At our homestead here in Vermont, it’s time to prune fruit trees. Every year while the trees are dormant we cut selected branches off. While this may seem an unlikely way to help it grow, it’s essential for the health and productivity of the tree.
In just the same way, pruning your thinking mind is essential to maintain your energy and well-being. When your thinking mind goes unchecked or unnoticed, you are like a wild apple tree whose branches are thick and tangled. Your thoughts stray in all directions at once and you lack clarity and focus. Your energy is diminished and it’s difficult to care for yourself or get things done.
Pruning your thinking mind is relatively simple, but usually quite difficult because it requires you to cut off thoughts and let them go. If you have ever pruned a tree, you know that it can be hard to cut those branches and discard them. Each cut is final, and it can seem like you are diminishing the tree.
A few months later, however, when the tree is growing again, you see that it is more alive and vigorous than ever. In a similar way, your mind becomes more clear, strong, and vital when you learn to let go of thoughts that don’t serve you.
Which Thoughts Do I Let Go?
In pruning a tree it is important to know which branches to cut off and which ones to leave. In working with your thinking mind, this discernment is more difficult, but as in tree pruning, there are principles you can follow to help you choose. When pruning a tree you are directing the vital energy of that tree so it flows without blockage to the branches you want to encourage.
In pruning your mind, you can use the same principle. You allow thoughts going in a direction you want to encourage, and cut off the ones going in a direction you that you don’t. So, how do you tell which is which?
In the practice of Insight Meditation, from the 2,500 year old Theravadin Buddhist tradition, the directions are simply to let go of all conceptual thought. At first this may seem extreme, and impossible to do, however, with practice you begin to see the wisdom and efficiency behind this method.

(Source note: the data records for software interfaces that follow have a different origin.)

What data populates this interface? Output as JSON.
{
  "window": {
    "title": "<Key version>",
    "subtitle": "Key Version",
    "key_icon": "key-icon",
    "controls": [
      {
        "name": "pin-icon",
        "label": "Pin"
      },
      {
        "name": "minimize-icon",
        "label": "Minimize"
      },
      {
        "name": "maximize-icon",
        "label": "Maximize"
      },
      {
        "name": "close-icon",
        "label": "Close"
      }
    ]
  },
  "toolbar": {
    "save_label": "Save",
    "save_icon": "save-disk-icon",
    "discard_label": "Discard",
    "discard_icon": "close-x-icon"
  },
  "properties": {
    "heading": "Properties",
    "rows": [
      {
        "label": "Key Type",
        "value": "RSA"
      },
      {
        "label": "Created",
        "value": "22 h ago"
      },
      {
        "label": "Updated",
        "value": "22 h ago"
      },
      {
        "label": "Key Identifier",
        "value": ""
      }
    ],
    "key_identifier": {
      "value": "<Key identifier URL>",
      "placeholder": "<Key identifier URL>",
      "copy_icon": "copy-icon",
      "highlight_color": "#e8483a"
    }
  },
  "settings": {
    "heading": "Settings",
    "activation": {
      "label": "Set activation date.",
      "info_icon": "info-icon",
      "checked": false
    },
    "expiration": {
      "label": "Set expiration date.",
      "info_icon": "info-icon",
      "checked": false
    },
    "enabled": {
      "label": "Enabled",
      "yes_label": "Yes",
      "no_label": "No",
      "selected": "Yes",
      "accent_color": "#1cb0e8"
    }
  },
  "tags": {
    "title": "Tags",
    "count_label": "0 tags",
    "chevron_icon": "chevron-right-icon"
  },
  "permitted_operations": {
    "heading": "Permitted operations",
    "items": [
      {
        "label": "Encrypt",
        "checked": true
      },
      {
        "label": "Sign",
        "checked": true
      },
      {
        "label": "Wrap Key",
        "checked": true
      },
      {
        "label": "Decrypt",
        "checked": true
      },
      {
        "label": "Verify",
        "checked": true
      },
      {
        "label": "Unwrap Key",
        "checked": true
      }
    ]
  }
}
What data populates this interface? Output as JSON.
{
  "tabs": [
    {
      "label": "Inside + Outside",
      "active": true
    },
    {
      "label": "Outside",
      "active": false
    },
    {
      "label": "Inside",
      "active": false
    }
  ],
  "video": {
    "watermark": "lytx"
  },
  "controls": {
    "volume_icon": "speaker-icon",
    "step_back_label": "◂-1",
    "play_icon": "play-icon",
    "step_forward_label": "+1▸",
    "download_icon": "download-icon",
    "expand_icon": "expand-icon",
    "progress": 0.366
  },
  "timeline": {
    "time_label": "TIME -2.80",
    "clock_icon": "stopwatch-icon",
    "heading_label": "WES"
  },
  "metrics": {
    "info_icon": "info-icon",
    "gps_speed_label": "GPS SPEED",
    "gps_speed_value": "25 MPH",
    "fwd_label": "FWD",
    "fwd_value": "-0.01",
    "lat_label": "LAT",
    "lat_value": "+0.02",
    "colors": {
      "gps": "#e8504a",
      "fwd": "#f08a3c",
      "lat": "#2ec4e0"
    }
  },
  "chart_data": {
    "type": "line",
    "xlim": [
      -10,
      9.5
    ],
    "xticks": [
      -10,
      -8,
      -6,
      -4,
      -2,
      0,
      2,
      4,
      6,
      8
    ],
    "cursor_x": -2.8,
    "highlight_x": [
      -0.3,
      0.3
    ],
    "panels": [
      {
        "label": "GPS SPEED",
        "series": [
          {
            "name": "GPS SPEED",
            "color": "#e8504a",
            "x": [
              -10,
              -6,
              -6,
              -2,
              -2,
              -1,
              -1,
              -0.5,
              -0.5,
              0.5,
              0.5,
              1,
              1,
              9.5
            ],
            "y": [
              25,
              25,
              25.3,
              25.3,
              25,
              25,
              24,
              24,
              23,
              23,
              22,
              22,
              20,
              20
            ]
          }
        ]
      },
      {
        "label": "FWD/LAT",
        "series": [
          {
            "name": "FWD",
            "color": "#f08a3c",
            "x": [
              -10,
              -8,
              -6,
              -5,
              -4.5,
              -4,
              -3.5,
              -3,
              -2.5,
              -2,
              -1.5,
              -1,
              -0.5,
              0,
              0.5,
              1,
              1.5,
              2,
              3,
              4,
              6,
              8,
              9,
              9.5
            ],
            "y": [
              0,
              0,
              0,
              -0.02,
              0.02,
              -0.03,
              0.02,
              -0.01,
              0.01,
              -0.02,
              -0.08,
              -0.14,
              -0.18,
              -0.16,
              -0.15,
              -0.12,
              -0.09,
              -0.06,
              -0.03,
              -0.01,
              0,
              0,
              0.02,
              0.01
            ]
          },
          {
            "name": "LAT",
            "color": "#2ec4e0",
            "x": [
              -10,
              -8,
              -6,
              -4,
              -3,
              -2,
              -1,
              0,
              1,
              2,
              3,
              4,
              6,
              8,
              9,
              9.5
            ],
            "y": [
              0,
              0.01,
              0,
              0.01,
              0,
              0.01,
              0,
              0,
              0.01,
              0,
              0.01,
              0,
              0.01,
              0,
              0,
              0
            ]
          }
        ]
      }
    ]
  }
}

This way of pruning your thinking mind by cutting off all conceptual thoughts is similar to how we prune our grapes here at the Sky Meadow homestead. We cut off all new branches, leaving only the older, thicker ones with mature bark. The plant looks devastated when we are done, but the growth of the new branches explodes every summer, yielding hundreds of healthy bunches of deep purple grapes.
One way to describe what is happening when we prune our grapes is that we are restoring the plants to their primary roots and trunk. In the same way, when you practice letting go of all thoughts that come into your mind, you are gradually restoring your mind to its original source.
Meditation is a method of letting go of thoughts as you become aware of them, and bringing your attention back to the simple bodily sensations of breathing. Instead of becoming engaged with a thought, you learn to notice it and gently let it go. In this way, you are pruning your thinking mind.
This is hard at first because you treasure your thoughts and are attached to them. However, it gets easier the more you do it, and the result of steady practice is that you begin to experience the source of energy at the root of your mind. Instead of your mind being filled with thought all the time, spaces open up in which you can feel consciousness itself. As you get used to the spaciousness of present awareness with no thoughts taking your attention, you recognize this as your essence.
Clearing your mind of thoughts in this way enables you to experience yourself on a deeper level, where the energy of life originates. You begin to recognize that you are not your thoughts, but instead are the unlimited field of consciousness itself. As you become still inside and feel life pulsing through you, this vital energy increases and you feel calm, centered, content, and alive.
Freeing Your Vital Energy
Practicing letting go of thought in this way enables pure life force to stream through you unfettered. Instead of using your mind as a thinking device, you learn to use it as a means to be present and aware of the vibration of life. The more you pay attention to your experience of the present moment, instead your thoughts about it, this vibration turns into a hum and you begin feel it everywhere.
The beautiful result is that you are connected to the source of life again. You know it is real because you can feel it, and it makes you feel good for no particular reason. This presence of mind brings you back into integrity with yourself and the universe around you, and your world begins to make sense again.
Instead of choosing which thoughts to process, you engage the root or main trunk of your mind. This produces a clarity of mind